Can you get a macular hole in both eyes?

Can you get a macular hole in both eyes?

Can you get a macular hole in both eyes?

Macular holes usually affect one eye, rather than both, although it is possible for both eyes to be affected by macular holes. Macular holes usually develop over time, so you may not notice any symptoms until your vision is affected.

What is macular eye surgery?

Although some macular holes can seal themselves and require no treatment, surgery is necessary in many cases to help improve vision. In this surgical procedure – called a vitrectomy – the vitreous gel is removed to prevent it from pulling on the retina and replaced with a bubble containing a mixture of air and gas.

Where is the macula in the right eye?

The macula is located near the center of the retina; its function is to process harp, clear, straight-ahead vision. The retina is the paper-thin tissue that lines the back of the eye and contains the photoreceptor (light sensing) cells (rods and cones) that send visual signals to the brain.

Do macular holes go away?

It is important to keep these appointments because although the macular hole might not get worse for a while, it will almost never go away by itself. If your vision is decreased and the macular hole is small, your doctor may recommend the use of a drug or gas bubble that is injected into the eye.

Why is the macula so important?

The macula is part of the retina at the back of the eye. It is only about 5mm across but is responsible for our central vision, most of our colour vision and the fine detail of what we see. The macula has a very high concentration of photoreceptor cells – the cells that detect light.

Can macular hole be treated with laser?

Macular holes have not been treated with the laser because of the rarity of subsequent total retinal detachment (RD). The authors attempted to clear the subretinal fluid of the halo by laser coagulation of the rim of the hole.

What is the macula responsible for?
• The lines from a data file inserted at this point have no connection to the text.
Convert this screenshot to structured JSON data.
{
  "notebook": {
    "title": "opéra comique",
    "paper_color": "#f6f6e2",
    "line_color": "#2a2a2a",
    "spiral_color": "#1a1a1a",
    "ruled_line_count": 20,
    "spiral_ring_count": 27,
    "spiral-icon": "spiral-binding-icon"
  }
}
It is the part of the retina that is responsible for sharp, detailed central vision (also called visual acuity). The macula lutea, also called fovea, contains a very high concentration of cones. These are the light-sensitive cells in the retina that give detailed central vision.